By Jeremy Hance / Mongabay
A judge in Guyana’s high court has ruled that indigenous groups do not have the right to expel legal miners from their land. The judge, Diana Insanally, found that if the miners in question held a government-approved license than the local community had no right to dispute the mining. The ruling has sparked protests by indigenous groups and is expected to be appealed.
“We are deeply disappointed and worried with this ruling and what it means to our village and to Amerindian communities in general. On the ground it has serious environmental and social impacts for us. The miners have, for example, brought with them problems related to drugs and prostitution,” reads a press release from the indigenous community Isseneru.

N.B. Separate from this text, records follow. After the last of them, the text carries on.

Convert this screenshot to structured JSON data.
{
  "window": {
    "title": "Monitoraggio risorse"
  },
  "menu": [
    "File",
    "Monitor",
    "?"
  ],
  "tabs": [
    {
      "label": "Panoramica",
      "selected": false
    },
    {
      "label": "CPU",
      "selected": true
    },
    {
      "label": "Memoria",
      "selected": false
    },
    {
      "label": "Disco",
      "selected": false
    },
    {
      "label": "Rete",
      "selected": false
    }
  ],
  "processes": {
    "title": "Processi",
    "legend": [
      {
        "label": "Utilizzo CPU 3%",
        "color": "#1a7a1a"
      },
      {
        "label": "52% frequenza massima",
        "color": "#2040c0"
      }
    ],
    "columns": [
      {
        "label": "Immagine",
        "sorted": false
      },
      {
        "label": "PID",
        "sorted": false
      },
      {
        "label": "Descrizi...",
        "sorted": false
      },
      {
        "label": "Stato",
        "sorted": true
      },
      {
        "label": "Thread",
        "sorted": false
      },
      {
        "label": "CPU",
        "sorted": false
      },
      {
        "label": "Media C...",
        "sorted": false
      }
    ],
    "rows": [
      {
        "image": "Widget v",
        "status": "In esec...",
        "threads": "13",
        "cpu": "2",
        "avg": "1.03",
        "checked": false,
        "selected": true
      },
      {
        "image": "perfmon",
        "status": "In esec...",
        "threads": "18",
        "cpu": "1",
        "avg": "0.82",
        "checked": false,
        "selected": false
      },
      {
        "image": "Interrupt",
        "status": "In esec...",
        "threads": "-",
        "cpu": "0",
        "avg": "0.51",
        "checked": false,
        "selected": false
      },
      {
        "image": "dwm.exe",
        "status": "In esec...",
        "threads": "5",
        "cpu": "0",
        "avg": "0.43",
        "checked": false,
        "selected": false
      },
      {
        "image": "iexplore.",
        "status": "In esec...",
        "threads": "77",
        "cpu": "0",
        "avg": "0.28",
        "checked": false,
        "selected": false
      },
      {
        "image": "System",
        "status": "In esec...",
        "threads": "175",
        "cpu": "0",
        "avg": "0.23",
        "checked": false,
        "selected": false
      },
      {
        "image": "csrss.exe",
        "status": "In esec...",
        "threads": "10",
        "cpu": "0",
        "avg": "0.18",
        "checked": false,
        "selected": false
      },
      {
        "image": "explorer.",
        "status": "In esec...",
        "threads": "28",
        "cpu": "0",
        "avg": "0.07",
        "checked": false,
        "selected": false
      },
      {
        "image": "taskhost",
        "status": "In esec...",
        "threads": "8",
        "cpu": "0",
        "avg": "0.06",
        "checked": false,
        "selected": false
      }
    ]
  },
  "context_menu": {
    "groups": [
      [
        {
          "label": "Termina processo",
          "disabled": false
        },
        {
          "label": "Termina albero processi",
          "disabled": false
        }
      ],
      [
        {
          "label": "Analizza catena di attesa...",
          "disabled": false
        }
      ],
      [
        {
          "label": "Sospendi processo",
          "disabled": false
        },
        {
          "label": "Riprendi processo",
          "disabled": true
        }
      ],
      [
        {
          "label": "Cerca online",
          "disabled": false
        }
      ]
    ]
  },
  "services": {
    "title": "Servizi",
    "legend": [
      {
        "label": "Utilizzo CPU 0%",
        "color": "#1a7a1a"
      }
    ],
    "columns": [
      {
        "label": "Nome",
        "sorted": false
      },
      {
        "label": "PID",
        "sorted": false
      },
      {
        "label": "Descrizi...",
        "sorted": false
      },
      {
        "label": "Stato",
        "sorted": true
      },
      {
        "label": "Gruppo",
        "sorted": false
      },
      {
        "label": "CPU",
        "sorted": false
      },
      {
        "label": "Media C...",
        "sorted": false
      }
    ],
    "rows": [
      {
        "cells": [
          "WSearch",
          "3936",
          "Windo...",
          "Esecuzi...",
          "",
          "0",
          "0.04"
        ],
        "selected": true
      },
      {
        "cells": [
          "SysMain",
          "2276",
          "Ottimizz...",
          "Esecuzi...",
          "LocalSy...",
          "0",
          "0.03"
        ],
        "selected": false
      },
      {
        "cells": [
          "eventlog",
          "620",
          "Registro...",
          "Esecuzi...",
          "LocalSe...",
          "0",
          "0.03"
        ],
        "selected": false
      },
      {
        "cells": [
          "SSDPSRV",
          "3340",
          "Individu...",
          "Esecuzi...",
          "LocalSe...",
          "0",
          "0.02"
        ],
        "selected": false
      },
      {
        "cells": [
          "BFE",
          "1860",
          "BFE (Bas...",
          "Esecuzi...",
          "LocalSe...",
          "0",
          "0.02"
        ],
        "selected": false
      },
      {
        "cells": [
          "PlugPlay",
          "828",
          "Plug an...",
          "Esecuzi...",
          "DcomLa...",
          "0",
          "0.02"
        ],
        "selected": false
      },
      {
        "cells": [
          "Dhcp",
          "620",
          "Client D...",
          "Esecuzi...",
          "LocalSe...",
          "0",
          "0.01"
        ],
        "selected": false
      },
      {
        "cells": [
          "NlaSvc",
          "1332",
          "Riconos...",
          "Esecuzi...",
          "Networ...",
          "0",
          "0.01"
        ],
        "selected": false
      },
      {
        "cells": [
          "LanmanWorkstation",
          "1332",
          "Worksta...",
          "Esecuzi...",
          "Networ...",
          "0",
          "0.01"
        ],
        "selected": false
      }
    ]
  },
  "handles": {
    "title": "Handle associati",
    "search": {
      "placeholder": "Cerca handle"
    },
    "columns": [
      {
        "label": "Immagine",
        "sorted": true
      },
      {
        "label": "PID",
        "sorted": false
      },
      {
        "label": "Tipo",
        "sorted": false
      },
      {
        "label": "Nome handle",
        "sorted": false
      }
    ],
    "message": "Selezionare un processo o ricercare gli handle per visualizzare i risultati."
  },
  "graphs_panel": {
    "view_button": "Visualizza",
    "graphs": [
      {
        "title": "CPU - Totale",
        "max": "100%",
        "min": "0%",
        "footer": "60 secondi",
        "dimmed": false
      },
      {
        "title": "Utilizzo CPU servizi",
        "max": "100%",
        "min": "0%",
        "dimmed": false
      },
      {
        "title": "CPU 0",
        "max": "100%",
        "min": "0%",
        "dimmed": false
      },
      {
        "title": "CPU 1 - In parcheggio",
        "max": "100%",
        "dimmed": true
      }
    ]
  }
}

The controversial ruling came after gold miner, Joan Chang, took the the community of Isseneru to court for disputing her mining claim on their titled land. Isseneru village is located deep in western Guyana’s Amazonian interior. More than 75 percent of the country is still under forest cover, however mining, particularly gold mining, has been seen as a rising threat in recent years.
The recent ruling also opens up old wounds over just how much rights indigenous people have over their traditional lands.
“We feel that when the High Court tells us that we have no rights to decide and control what takes place on our land, then the land is not ours […] Just Friday, when inquiring at the office of the GGMC [Guyana Geology and Mines Commission], we learnt that our whole land is covered with mining concessions. Yet, the government has not informed us about this,” the Isseneru community writes.
Last Friday, 80 indigenous people protested the high court ruling outside the Office of the President.
“If this ruling goes forward then it will be a huge step backwards and will threaten indigenous peoples’ rights to land and to self-determination throughout the country,” says Jean La Rose, Programme Administrator at the Amerindian Peoples Association (APA).